For these records, count the lines containing the word "name" and respond with the number alone.

---- Records for the task

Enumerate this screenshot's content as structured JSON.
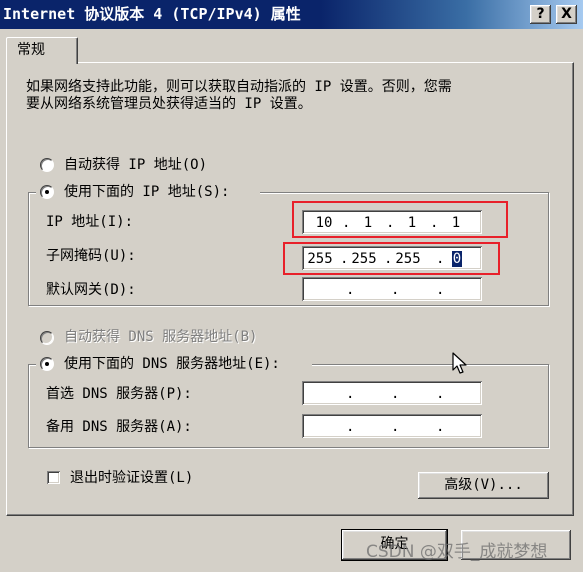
{
  "window": {
    "title": "Internet 协议版本 4 (TCP/IPv4) 属性",
    "help_label": "?",
    "close_label": "X"
  },
  "tabs": [
    {
      "label": "常规",
      "active": true
    }
  ],
  "description": [
    "如果网络支持此功能，则可以获取自动指派的 IP 设置。否则，您需",
    "要从网络系统管理员处获得适当的 IP 设置。"
  ],
  "ip": {
    "auto_label": "自动获得 IP 地址(O)",
    "manual_label": "使用下面的 IP 地址(S):",
    "selected": "manual",
    "separator": ".",
    "fields": [
      {
        "label": "IP 地址(I):",
        "octets": [
          "10",
          "1",
          "1",
          "1"
        ]
      },
      {
        "label": "子网掩码(U):",
        "octets": [
          "255",
          "255",
          "255",
          "0"
        ]
      },
      {
        "label": "默认网关(D):",
        "octets": [
          "",
          "",
          "",
          ""
        ]
      }
    ]
  },
  "dns": {
    "auto_label": "自动获得 DNS 服务器地址(B)",
    "auto_disabled": true,
    "manual_label": "使用下面的 DNS 服务器地址(E):",
    "selected": "manual",
    "fields": [
      {
        "label": "首选 DNS 服务器(P):",
        "octets": [
          "",
          "",
          "",
          ""
        ]
      },
      {
        "label": "备用 DNS 服务器(A):",
        "octets": [
          "",
          "",
          "",
          ""
        ]
      }
    ]
  },
  "validate": {
    "label": "退出时验证设置(L)",
    "checked": false
  },
  "advanced_label": "高级(V)...",
  "ok_label": "确定",
  "cancel_label": "",
  "watermark": "CSDN @双手_成就梦想",
  "colors": {
    "titlebar": "#0a246a",
    "face": "#d4d0c8",
    "annotation": "#e8202a",
    "selection": "#0a246a"
  }
}
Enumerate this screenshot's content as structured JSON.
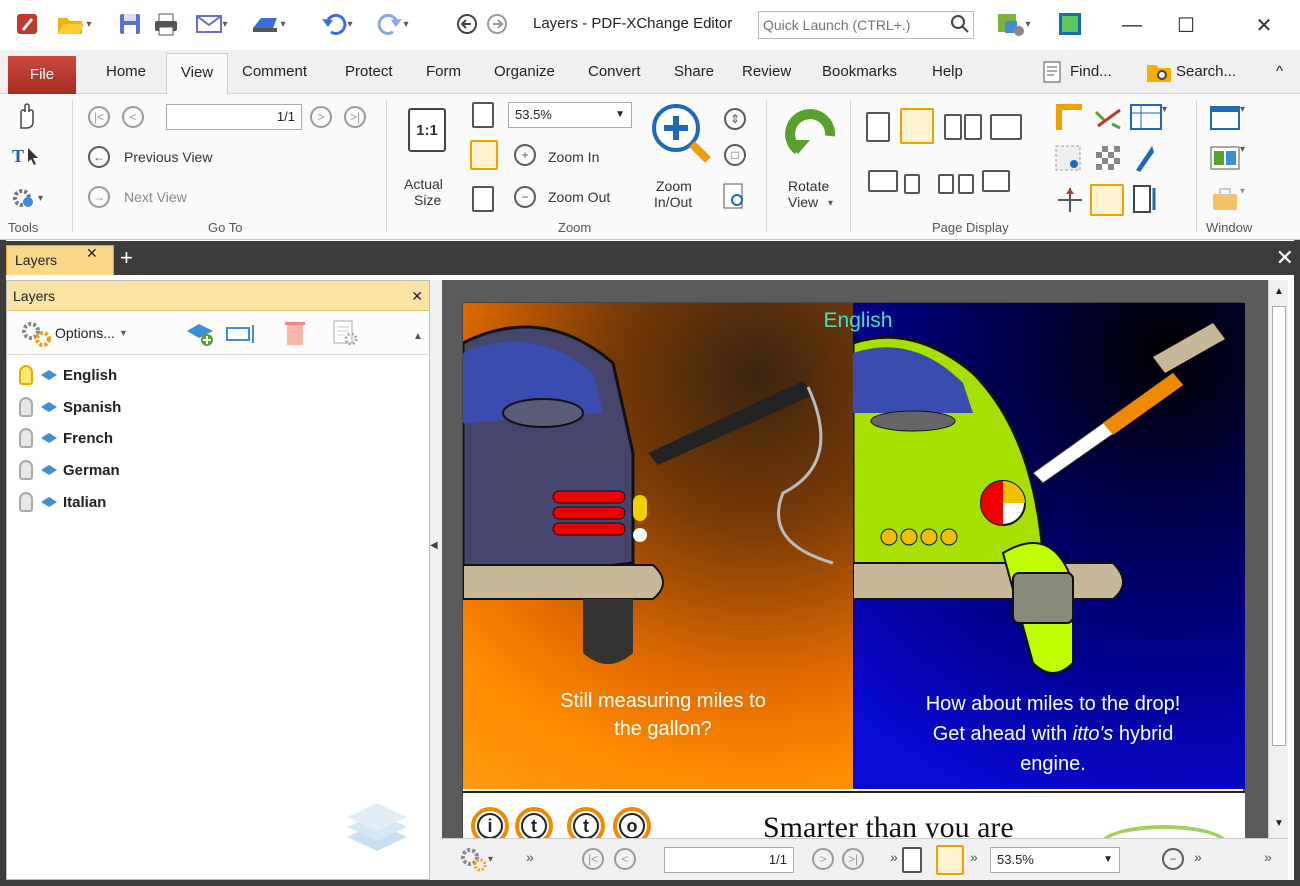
{
  "window": {
    "title": "Layers - PDF-XChange Editor",
    "quick_launch_placeholder": "Quick Launch (CTRL+.)"
  },
  "ribbon_tabs": [
    "File",
    "Home",
    "View",
    "Comment",
    "Protect",
    "Form",
    "Organize",
    "Convert",
    "Share",
    "Review",
    "Bookmarks",
    "Help"
  ],
  "ribbon_right": {
    "find_label": "Find...",
    "search_label": "Search..."
  },
  "ribbon": {
    "tools_label": "Tools",
    "goto_label": "Go To",
    "page_field": "1/1",
    "previous_view": "Previous View",
    "next_view": "Next View",
    "actual_size_line1": "Actual",
    "actual_size_line2": "Size",
    "actual_size_glyph": "1:1",
    "zoom_value": "53.5%",
    "zoom_in": "Zoom In",
    "zoom_out": "Zoom Out",
    "zoom_inout_line1": "Zoom",
    "zoom_inout_line2": "In/Out",
    "zoom_label": "Zoom",
    "rotate_line1": "Rotate",
    "rotate_line2": "View",
    "page_display_label": "Page Display",
    "window_label": "Window"
  },
  "doc_tab": {
    "label": "Layers"
  },
  "layers_pane": {
    "title": "Layers",
    "options_label": "Options...",
    "layers": [
      {
        "name": "English",
        "visible": true
      },
      {
        "name": "Spanish",
        "visible": false
      },
      {
        "name": "French",
        "visible": false
      },
      {
        "name": "German",
        "visible": false
      },
      {
        "name": "Italian",
        "visible": false
      }
    ]
  },
  "document": {
    "heading": "English",
    "caption_left_1": "Still measuring miles to",
    "caption_left_2": "the gallon?",
    "caption_right_1": "How about miles to the drop!",
    "caption_right_2a": "Get ahead with ",
    "caption_right_2b": "itto's",
    "caption_right_2c": " hybrid",
    "caption_right_3": "engine.",
    "brand_letters": [
      "i",
      "t",
      "t",
      "o"
    ],
    "slogan": "Smarter than you are"
  },
  "status_bar": {
    "page_field": "1/1",
    "zoom_value": "53.5%"
  },
  "colors": {
    "file_tab": "#c0392b",
    "layers_tab": "#f9d889",
    "accent": "#f0a000"
  }
}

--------

▶ Output: 5